Entries from a dataset of interfaces:
☆ ☆ ☆ ☆ ☆

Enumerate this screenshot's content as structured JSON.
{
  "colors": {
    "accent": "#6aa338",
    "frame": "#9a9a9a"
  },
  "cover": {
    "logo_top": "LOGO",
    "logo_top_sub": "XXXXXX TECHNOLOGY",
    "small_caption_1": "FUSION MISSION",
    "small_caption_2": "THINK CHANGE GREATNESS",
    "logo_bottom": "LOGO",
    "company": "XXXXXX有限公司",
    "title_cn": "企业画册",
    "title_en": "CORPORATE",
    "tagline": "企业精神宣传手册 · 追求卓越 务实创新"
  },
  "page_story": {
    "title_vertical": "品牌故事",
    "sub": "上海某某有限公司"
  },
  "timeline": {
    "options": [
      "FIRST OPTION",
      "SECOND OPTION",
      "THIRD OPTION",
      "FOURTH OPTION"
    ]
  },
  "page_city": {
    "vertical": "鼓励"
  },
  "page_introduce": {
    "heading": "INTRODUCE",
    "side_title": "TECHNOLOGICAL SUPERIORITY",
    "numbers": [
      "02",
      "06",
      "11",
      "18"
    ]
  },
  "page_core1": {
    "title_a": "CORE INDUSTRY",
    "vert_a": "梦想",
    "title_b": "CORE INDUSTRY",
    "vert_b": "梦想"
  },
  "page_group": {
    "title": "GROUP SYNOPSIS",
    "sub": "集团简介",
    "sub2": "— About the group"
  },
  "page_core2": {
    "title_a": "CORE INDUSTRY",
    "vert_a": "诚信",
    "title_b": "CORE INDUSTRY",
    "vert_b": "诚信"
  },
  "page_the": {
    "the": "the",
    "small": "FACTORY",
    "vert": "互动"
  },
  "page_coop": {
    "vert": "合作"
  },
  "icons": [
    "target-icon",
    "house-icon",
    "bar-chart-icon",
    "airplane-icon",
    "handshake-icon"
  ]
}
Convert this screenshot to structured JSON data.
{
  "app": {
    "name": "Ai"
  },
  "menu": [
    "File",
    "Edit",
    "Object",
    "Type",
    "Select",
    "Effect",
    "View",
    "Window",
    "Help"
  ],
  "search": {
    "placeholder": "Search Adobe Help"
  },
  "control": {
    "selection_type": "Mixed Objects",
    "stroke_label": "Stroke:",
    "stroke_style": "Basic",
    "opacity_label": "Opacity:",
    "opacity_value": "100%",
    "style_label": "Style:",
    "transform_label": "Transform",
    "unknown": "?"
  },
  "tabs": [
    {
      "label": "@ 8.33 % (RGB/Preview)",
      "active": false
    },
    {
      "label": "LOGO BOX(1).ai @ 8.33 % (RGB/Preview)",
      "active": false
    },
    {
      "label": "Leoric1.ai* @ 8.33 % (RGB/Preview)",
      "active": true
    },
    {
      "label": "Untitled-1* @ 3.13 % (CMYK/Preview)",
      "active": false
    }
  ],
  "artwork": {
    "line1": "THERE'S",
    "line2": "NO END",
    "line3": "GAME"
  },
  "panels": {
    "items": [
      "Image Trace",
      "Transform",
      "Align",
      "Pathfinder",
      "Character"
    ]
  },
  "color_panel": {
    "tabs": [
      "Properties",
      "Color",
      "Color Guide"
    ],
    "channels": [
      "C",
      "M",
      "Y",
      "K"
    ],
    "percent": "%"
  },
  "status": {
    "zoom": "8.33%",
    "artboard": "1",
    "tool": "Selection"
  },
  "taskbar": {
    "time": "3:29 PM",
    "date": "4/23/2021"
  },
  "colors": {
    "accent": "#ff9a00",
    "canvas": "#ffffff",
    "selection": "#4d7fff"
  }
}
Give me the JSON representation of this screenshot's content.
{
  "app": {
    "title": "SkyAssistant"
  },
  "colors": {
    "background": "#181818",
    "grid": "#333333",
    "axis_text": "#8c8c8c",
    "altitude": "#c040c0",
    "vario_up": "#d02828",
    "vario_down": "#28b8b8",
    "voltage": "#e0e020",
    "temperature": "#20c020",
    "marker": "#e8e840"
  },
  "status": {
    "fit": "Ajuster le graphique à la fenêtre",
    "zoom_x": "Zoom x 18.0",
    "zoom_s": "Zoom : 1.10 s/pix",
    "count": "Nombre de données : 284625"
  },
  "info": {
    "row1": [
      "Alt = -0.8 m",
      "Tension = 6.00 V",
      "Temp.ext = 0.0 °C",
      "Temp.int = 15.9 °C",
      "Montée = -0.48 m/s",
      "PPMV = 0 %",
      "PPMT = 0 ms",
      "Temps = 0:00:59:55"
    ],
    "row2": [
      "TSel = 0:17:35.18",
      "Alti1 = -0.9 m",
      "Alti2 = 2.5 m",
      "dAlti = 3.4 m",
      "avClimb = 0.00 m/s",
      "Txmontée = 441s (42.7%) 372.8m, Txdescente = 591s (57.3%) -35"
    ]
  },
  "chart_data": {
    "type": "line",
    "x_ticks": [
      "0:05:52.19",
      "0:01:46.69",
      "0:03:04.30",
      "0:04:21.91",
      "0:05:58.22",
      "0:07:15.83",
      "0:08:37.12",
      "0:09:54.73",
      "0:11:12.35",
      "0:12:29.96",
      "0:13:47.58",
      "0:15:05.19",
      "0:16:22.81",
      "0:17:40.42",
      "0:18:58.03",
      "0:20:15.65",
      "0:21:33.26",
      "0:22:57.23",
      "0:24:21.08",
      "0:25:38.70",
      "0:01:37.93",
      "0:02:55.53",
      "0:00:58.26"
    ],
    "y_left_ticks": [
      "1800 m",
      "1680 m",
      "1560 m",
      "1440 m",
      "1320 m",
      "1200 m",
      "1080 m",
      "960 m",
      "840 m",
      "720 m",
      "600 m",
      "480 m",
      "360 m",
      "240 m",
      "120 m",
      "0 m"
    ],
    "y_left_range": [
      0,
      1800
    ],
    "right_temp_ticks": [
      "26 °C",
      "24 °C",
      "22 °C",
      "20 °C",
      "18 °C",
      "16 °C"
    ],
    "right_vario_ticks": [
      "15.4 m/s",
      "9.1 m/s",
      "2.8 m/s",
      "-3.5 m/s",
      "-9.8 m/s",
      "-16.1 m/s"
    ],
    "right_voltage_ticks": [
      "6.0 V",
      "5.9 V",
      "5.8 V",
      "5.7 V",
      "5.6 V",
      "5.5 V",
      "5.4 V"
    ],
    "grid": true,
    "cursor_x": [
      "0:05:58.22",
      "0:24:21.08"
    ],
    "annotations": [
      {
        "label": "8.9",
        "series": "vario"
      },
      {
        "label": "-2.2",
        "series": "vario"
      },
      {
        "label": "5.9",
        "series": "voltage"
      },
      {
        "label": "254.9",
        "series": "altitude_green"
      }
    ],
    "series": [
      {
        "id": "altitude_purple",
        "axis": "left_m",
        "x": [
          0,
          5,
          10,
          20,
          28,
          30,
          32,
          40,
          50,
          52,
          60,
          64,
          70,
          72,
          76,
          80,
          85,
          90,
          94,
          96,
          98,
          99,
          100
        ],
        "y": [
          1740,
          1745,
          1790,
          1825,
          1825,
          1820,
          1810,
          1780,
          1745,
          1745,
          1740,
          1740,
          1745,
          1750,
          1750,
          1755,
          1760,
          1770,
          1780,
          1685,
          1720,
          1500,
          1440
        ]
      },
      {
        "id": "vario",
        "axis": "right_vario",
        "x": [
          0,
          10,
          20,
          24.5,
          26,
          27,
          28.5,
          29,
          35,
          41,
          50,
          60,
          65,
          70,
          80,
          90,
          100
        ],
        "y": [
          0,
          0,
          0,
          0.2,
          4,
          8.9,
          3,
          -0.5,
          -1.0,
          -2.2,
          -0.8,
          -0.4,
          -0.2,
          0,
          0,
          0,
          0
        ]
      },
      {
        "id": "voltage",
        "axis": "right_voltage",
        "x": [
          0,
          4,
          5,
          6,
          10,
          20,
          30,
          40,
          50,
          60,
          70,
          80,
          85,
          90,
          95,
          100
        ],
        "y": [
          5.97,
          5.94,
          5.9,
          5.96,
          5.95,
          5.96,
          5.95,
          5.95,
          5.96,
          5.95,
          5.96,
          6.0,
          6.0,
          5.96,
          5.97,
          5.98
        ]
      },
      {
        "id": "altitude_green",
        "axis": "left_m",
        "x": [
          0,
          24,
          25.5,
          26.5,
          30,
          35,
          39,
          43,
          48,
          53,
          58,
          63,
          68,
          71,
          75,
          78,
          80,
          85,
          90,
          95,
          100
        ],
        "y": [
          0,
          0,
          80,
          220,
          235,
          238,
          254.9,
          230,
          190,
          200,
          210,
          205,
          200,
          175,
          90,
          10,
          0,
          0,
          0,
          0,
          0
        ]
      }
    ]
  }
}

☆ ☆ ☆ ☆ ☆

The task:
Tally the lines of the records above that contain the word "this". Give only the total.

Expected answer:
3